Sean Connery returns of the role of James Bond and once again is great, he’s even better here than in the last movie. It’s a more confident performance, he’s charismatic, convincingly deadly, and has plenty of witty one liners. His interpretation of the character definitely has limitations given the writing, but for what it is, he’s good. There is a better cast of characters compared to the last movie, it even has the first appearance of Q as played by Desmond Llewelyn. Daniela Bianchi is the Bond girl this time, playing Tatiana Romonova. While her story arc doesn’t have much to it (especially considering that this is an early 60s Bond movie), she’s integral to the plot, endearing and felt like a real person, along with sharing good chemistry with Connery. There’s not much depth to the villains but they are better than in the last movie. In the last movie, the antagonist Dr No mentions he’s a part of SPECTRE and that criminal organisation gets more presence here. The secretive leader Blofeld is barely seen but still has a strong presence in his scenes. The main two villains are memorable in their parts; Lotte Lenya as Rosa Klebb as a higher up of SPECTRE, and Robert Shaw as the first Bond henchman Red Grant, who hunts him down over the course of the movie. The latter particularly shines when he finally meets with Bond.

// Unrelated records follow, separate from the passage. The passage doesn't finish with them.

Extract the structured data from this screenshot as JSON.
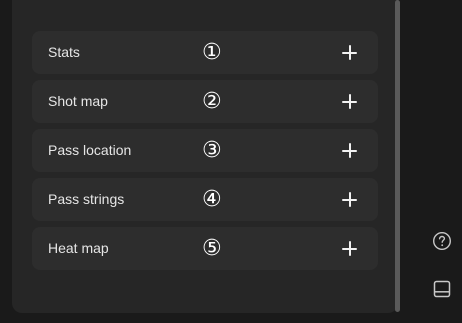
{
  "items": [
    {
      "label": "Stats",
      "number": "①"
    },
    {
      "label": "Shot map",
      "number": "②"
    },
    {
      "label": "Pass location",
      "number": "③"
    },
    {
      "label": "Pass strings",
      "number": "④"
    },
    {
      "label": "Heat map",
      "number": "⑤"
    }
  ],
  "icons": {
    "add": "plus-icon",
    "help": "help-circle-icon",
    "panel": "panel-layout-icon"
  },
  "colors": {
    "background": "#1a1a1a",
    "panel": "#262626",
    "row": "#2d2d2d",
    "text": "#e6e6e6",
    "scrollbar": "#5a5a5a"
  }
}
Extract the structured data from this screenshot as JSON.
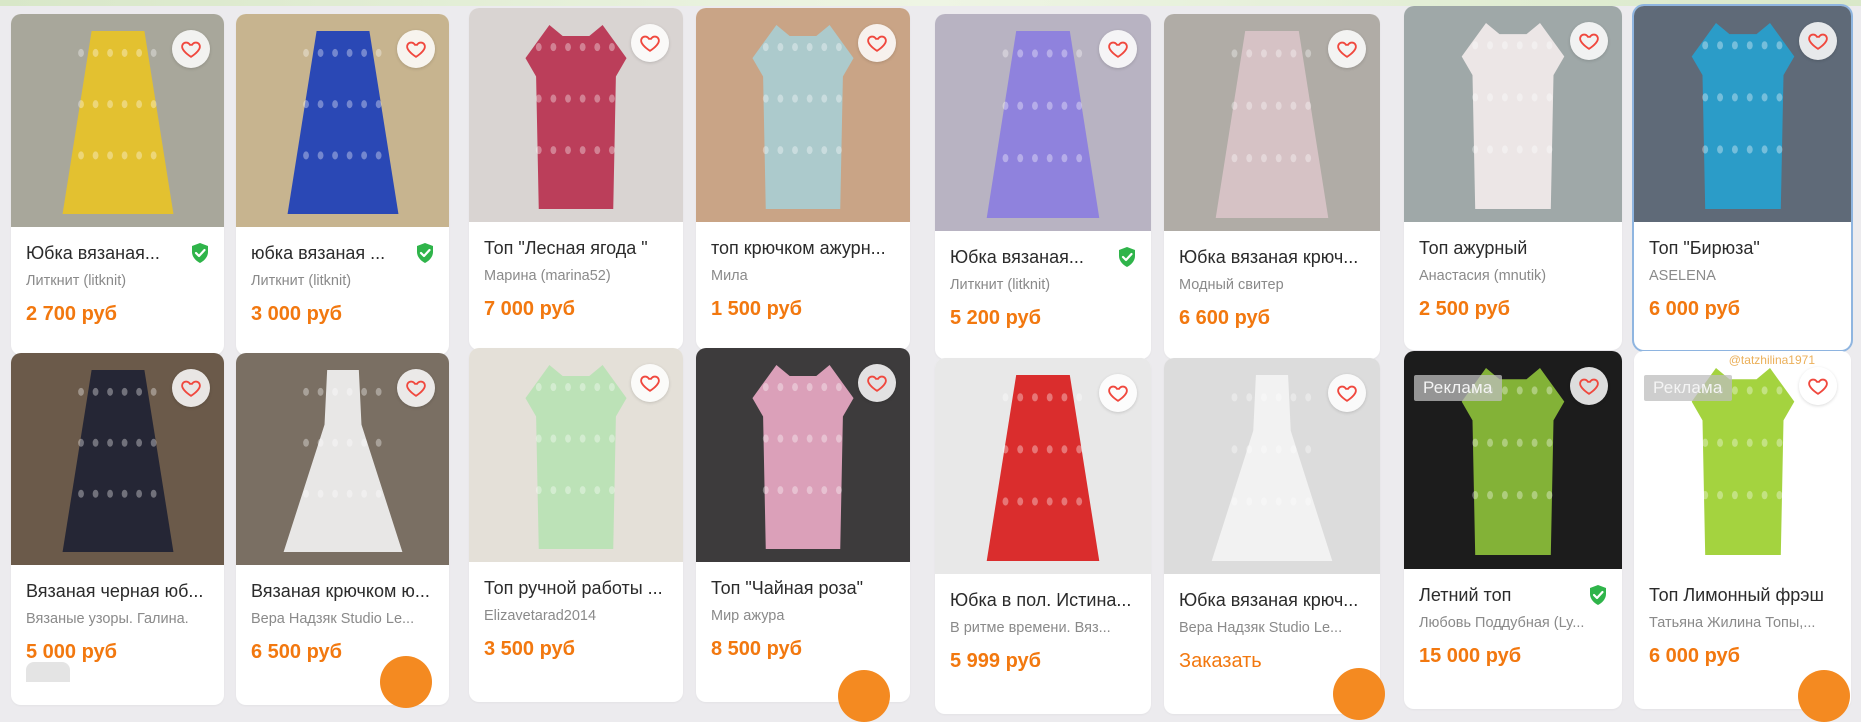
{
  "colors": {
    "price": "#f2780f",
    "verified": "#2fb44a",
    "heart": "#f0483e",
    "background": "#ecebee"
  },
  "products": [
    {
      "title": "Юбка вязаная...",
      "seller": "Литкнит (litknit)",
      "price": "2 700 руб",
      "verified": true,
      "ad": false,
      "selected": false,
      "garment": "skirt",
      "garment_color": "#e8c327",
      "bg_color": "#a8a79b",
      "icon": "heart-icon"
    },
    {
      "title": "юбка вязаная ...",
      "seller": "Литкнит (litknit)",
      "price": "3 000 руб",
      "verified": true,
      "ad": false,
      "selected": false,
      "garment": "skirt",
      "garment_color": "#1c3fb8",
      "bg_color": "#c7b48f",
      "icon": "heart-icon"
    },
    {
      "title": "Топ \"Лесная ягода \"",
      "seller": "Марина (marina52)",
      "price": "7 000 руб",
      "verified": false,
      "ad": false,
      "selected": false,
      "garment": "top",
      "garment_color": "#b8314f",
      "bg_color": "#d9d4d2",
      "icon": "heart-icon"
    },
    {
      "title": "топ крючком ажурн...",
      "seller": "Мила",
      "price": "1 500 руб",
      "verified": false,
      "ad": false,
      "selected": false,
      "garment": "top",
      "garment_color": "#a9cdd3",
      "bg_color": "#c9a486",
      "icon": "heart-icon"
    },
    {
      "title": "Юбка вязаная...",
      "seller": "Литкнит (litknit)",
      "price": "5 200 руб",
      "verified": true,
      "ad": false,
      "selected": false,
      "garment": "skirt",
      "garment_color": "#8b7ee0",
      "bg_color": "#b8b3c2",
      "icon": "heart-icon"
    },
    {
      "title": "Юбка вязаная крюч...",
      "seller": "Модный свитер",
      "price": "6 600 руб",
      "verified": false,
      "ad": false,
      "selected": false,
      "garment": "skirt",
      "garment_color": "#d9c3c8",
      "bg_color": "#b0aca6",
      "icon": "heart-icon"
    },
    {
      "title": "Топ ажурный",
      "seller": "Анастасия (mnutik)",
      "price": "2 500 руб",
      "verified": false,
      "ad": false,
      "selected": false,
      "garment": "top",
      "garment_color": "#f2eceb",
      "bg_color": "#9fa8a8",
      "icon": "heart-icon"
    },
    {
      "title": "Топ \"Бирюза\"",
      "seller": "ASELENA",
      "price": "6 000 руб",
      "verified": false,
      "ad": false,
      "selected": true,
      "garment": "top",
      "garment_color": "#27a1cf",
      "bg_color": "#5f6a78",
      "icon": "heart-icon"
    },
    {
      "title": "Вязаная черная юб...",
      "seller": "Вязаные узоры. Галина.",
      "price": "5 000 руб",
      "verified": false,
      "ad": false,
      "selected": false,
      "garment": "skirt",
      "garment_color": "#1f2233",
      "bg_color": "#6b5a4a",
      "icon": "heart-icon"
    },
    {
      "title": "Вязаная крючком ю...",
      "seller": "Вера Надзяк Studio Le...",
      "price": "6 500 руб",
      "verified": false,
      "ad": false,
      "selected": false,
      "garment": "dress",
      "garment_color": "#f1f1f1",
      "bg_color": "#7a6f63",
      "icon": "heart-icon"
    },
    {
      "title": "Топ ручной работы ...",
      "seller": "Elizavetarad2014",
      "price": "3 500 руб",
      "verified": false,
      "ad": false,
      "selected": false,
      "garment": "top",
      "garment_color": "#b9e2b4",
      "bg_color": "#e4e0d8",
      "icon": "heart-icon"
    },
    {
      "title": "Топ \"Чайная роза\"",
      "seller": "Мир ажура",
      "price": "8 500 руб",
      "verified": false,
      "ad": false,
      "selected": false,
      "garment": "top",
      "garment_color": "#e8a9c4",
      "bg_color": "#3d3b3c",
      "icon": "heart-icon"
    },
    {
      "title": "Юбка в пол. Истина...",
      "seller": "В ритме времени. Вяз...",
      "price": "5 999 руб",
      "verified": false,
      "ad": false,
      "selected": false,
      "garment": "skirt",
      "garment_color": "#d81c1c",
      "bg_color": "#e8e8e8",
      "icon": "heart-icon"
    },
    {
      "title": "Юбка вязаная крюч...",
      "seller": "Вера Надзяк Studio Le...",
      "price": "Заказать",
      "verified": false,
      "ad": false,
      "selected": false,
      "garment": "dress",
      "garment_color": "#f3f3f3",
      "bg_color": "#dcdcdc",
      "icon": "heart-icon"
    },
    {
      "title": "Летний топ",
      "seller": "Любовь Поддубная (Ly...",
      "price": "15 000 руб",
      "verified": true,
      "ad": true,
      "selected": false,
      "garment": "top",
      "garment_color": "#8cbf3a",
      "bg_color": "#1c1c1c",
      "icon": "heart-icon"
    },
    {
      "title": "Топ Лимонный фрэш",
      "seller": "Татьяна Жилина Топы,...",
      "price": "6 000 руб",
      "verified": false,
      "ad": true,
      "selected": false,
      "garment": "top",
      "garment_color": "#9ccf2f",
      "bg_color": "#ffffff",
      "icon": "heart-icon",
      "watermark": "@tatzhilina1971"
    }
  ],
  "ad_label": "Реклама"
}
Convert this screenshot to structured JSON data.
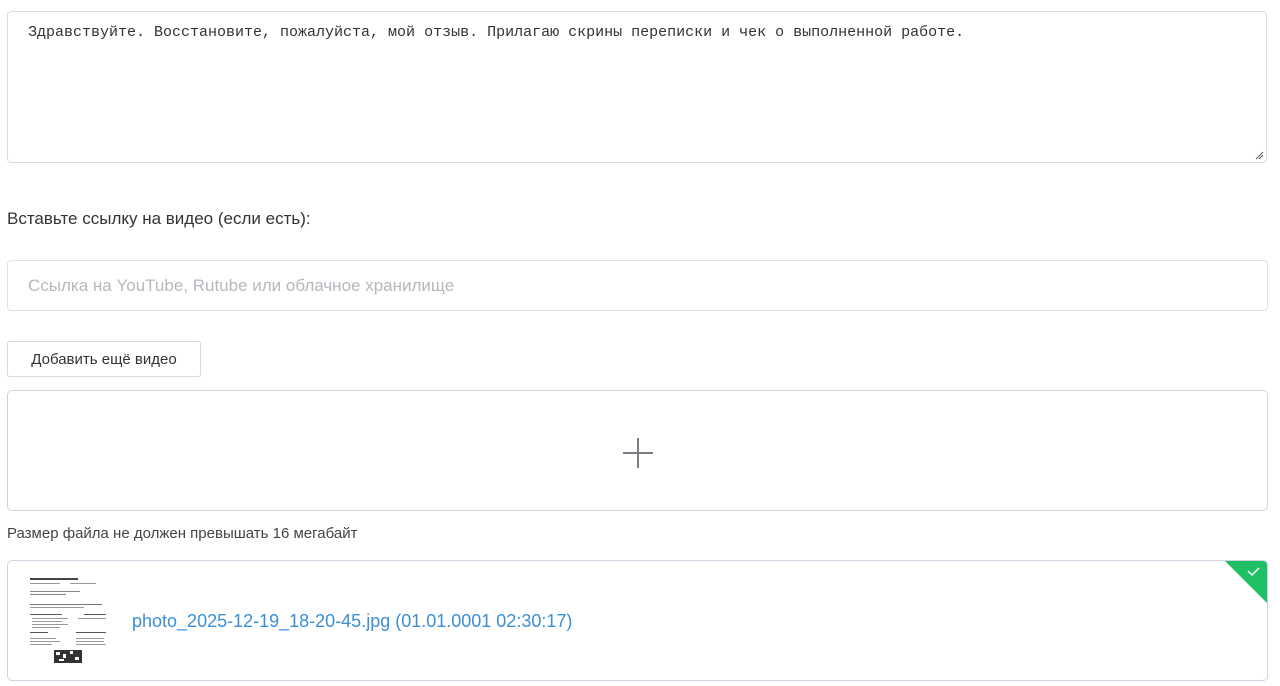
{
  "review": {
    "text": "Здравствуйте. Восстановите, пожалуйста, мой отзыв. Прилагаю скрины переписки и чек о выполненной работе."
  },
  "video": {
    "label": "Вставьте ссылку на видео (если есть):",
    "placeholder": "Ссылка на YouTube, Rutube или облачное хранилище",
    "value": "",
    "add_button": "Добавить ещё видео"
  },
  "upload": {
    "dropzone_icon": "plus-icon",
    "size_note": "Размер файла не должен превышать 16 мегабайт"
  },
  "attachments": [
    {
      "name": "photo_2025-12-19_18-20-45.jpg (01.01.0001 02:30:17)",
      "status_icon": "check-icon",
      "status_color": "#1fbf64"
    }
  ],
  "colors": {
    "link": "#3b8fd6",
    "success": "#1fbf64"
  }
}
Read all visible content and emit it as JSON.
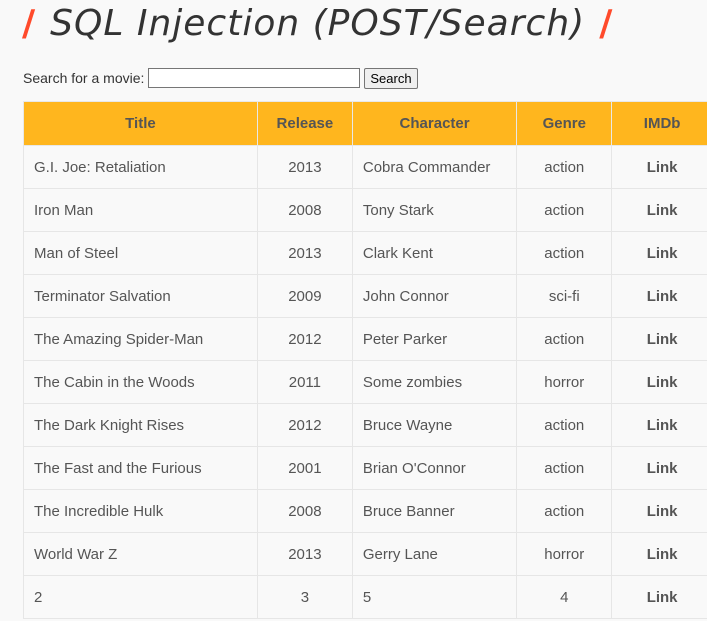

Dr No director Terence Young returns to direct, and his work is definitely a step up from the last movie. You can tell that he has a much higher budget here. The action set pieces are grander and feel more fleshed out. There’s particularly a fight on a train that feels very real and is likely one of the best fights in the series. The editing and cinematography are also improved here. Some technical aspects are flawed like the ADR and some continuity errors, but that’s mostly to do with it being a movie from the 60s, you can expect little things like those.
From Russia with Love is an improvement over the first movie in every respect, with the writing, characters, performances and the directing. It’s an effective espionage spy thriller with some great sequences. It’s a really good movie and definitely on the better side of the Bond movies.